Real estate commissions are constantly negotiable (otherwise, agents would be breaking state and federal antitrust laws), therefore they fluctuate. Despite the fact that 6% has long been considered the industry standard, today’s commissions are generally between 4% and 5%.
According to research company Real Trends, the average real estate commission in 2019 (the most current statistics available) was 4.96 percent, down from 5.03 percent in 2018.
Remember that the commission is a percentage of the home’s selling price, so the precise amount won’t be known until the offer is accepted and the house is sold.
Who is responsible for Paying The Real Estate Commission?

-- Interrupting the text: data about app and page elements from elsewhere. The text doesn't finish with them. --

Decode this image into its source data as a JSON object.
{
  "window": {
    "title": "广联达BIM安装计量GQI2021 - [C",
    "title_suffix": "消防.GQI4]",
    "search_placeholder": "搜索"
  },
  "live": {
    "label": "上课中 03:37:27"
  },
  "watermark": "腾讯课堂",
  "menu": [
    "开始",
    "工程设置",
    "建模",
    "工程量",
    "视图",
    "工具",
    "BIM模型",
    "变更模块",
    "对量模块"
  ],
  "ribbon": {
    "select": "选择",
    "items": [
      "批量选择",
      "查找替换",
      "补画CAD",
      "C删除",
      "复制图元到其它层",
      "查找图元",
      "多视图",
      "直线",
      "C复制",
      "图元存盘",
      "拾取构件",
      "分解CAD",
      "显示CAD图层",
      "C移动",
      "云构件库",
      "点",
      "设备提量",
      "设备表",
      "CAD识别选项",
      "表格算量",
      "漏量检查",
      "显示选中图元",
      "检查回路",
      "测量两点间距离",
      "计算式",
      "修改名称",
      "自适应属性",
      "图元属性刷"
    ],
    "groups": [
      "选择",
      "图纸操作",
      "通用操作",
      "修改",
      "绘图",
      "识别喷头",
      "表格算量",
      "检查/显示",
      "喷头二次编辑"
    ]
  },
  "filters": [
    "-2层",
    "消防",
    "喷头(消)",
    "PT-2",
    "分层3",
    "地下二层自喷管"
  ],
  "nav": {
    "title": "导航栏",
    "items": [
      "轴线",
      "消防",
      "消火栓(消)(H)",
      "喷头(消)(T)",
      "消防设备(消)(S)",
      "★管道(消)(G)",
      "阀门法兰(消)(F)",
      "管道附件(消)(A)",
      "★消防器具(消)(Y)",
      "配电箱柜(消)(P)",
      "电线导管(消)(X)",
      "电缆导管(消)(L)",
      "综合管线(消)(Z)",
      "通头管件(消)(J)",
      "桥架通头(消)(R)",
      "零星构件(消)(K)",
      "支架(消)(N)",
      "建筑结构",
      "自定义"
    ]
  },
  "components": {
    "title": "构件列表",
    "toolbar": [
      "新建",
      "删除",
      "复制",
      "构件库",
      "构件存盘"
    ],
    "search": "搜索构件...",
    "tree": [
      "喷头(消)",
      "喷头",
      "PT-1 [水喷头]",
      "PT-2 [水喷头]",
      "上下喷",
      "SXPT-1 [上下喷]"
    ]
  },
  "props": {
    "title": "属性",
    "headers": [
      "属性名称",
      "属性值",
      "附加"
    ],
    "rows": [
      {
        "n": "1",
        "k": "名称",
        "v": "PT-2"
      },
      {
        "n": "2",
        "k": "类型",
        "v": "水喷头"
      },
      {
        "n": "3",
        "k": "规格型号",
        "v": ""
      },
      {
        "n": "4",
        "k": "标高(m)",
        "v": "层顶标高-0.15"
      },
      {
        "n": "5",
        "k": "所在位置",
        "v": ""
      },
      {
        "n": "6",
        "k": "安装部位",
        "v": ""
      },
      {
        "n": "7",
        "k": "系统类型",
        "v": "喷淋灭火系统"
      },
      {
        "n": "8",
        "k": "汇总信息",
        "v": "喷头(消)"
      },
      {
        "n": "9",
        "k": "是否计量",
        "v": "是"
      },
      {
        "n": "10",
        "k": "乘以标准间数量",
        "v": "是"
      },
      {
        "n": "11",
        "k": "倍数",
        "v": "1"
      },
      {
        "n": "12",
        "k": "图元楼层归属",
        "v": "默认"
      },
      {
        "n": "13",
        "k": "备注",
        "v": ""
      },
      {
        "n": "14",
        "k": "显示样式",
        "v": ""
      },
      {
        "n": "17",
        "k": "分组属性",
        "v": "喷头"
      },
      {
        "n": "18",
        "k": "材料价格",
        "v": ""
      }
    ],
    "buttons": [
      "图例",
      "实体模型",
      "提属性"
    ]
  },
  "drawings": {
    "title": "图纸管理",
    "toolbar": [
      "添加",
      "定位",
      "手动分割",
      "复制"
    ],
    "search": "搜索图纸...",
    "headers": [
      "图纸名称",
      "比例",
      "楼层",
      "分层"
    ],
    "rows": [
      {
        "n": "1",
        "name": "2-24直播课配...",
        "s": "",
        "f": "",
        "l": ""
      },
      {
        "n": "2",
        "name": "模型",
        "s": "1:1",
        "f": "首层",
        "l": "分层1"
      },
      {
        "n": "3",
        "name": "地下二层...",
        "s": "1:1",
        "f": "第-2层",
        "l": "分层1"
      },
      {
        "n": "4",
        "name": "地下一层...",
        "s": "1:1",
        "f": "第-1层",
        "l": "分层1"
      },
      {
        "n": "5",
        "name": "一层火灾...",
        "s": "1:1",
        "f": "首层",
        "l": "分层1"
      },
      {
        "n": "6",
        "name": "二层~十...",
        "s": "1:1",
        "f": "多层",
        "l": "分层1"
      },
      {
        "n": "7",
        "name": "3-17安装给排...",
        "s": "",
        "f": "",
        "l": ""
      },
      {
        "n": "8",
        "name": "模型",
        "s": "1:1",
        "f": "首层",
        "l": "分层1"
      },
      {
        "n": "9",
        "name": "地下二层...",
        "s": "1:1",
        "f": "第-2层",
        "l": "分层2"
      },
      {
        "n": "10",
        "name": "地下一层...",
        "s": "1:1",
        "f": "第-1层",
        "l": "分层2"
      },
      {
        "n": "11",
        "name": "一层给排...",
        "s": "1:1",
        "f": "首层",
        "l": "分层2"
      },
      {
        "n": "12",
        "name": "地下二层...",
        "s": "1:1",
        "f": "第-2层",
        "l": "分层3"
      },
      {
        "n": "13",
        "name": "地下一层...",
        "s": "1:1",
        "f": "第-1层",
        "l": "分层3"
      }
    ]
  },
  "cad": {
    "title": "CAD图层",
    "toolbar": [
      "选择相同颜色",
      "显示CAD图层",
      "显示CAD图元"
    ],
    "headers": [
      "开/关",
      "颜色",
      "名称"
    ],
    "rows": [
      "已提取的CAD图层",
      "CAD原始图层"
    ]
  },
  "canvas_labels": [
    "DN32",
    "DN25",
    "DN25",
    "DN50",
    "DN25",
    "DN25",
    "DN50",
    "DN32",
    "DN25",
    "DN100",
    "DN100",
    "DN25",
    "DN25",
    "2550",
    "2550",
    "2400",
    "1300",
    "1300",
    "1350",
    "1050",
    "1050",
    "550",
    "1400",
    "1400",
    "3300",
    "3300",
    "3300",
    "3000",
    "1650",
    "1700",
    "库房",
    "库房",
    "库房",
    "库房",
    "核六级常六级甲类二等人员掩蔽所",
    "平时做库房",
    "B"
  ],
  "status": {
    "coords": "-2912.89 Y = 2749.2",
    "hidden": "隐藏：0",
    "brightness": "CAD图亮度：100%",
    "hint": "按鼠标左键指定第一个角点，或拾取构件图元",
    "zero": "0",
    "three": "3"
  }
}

Where things get a bit murky is who pays a real estate agent’s commission. The vendor is usually the one who pays the charge. The charge is generally included in the home’s price by the seller. As a result, the buyer is ultimately responsible for the charge, although in an indirect manner.
Let’s assume a buyer and seller (both with their own real estate agent) agree on a price of $200,000 for a home. The cost would be $10,000 ($200,000 x 0.05) assuming a 5% real estate commission. The charge is deducted from the home’s cost rather than being added to the sale price.
As a result, the seller would earn $190,000 from the sale, despite the buyer paying $200,000 for it (this is an overly simplified example as closing costs and other fees would apply).
Is it Worth It to Pay Real Estate Commissions?
One of the most common complaints about real estate fees is that they are too exorbitant, or that the service provided by real estate agents is not worth the money.
If a property sells on the first day it’s on the market, the seller’s agent may make a nice profit for doing little more than taking photographs, deciding on a listing price, and placing the house on the market. On the other hand, a home might take weeks, months, or even years to sell, especially if it is particularly unique or valuable.
This can add up to many hours spent by the seller’s agent marketing the home, conducting open houses, fielding phone calls, and keeping up with other listings and transactions in the neighborhood. The long-term costs of maintaining the home on the market, such as signage and advertising expenses, will be borne by that agency. In this light, few sellers would be willing to accept the risk of paying a real estate agent by the hour.
Buyers are in the same boat. Some people will locate a home right away, while others will look at dozens of properties over the course of weeks or months before deciding. Buyers would be pushed into making a decision if they had to pay an agency by the hour.
Real Estate with a Flat Fee
There are listing agents that charge a fixed fee, such as $100 or $500, for their services. This certainly benefits sellers (and, in turn, purchasers) in terms of cost savings, but the disadvantage is that these agents may only provide limited representation.
Throughout the whole home buying or selling process, a conventional real estate agent will be your partner. A seller’s agent will assist you with staging your property, taking professional pictures, listing it on the Multiple Listing Service, advertising, scheduling, and hosting open houses, as well as negotiating on your behalf.
Buyer’s agents, likewise, will assist you in determining your must-haves, locating the ideal house, accompanying you to showings, negotiating offers, and recommending additional specialists (such as a home inspector).
Although flat-fee or discount brokerages may be less expensive, you may not get what you paid for. Even yet, there are full-service agents that operate for a fixed charge or a lesser commission. If you decide to go this way, make it important to check out what services the agent provides ahead of time to ensure that what you get meets your expectations.
The majority of buyers and sellers use real estate brokers. Agents are compensated for their efforts by receiving a commission, which is a proportion of the sale price. Despite the fact that the commission is normally paid by the seller, the fee is frequently included in the home’s listing price. As a result, the buyer is ultimately responsible for any real estate expenses.
Always remember that commissions are negotiable. If you’re concerned about excessive costs, a flat-fee or discount broker or a for-sale-by-owner transaction are two choices to explore.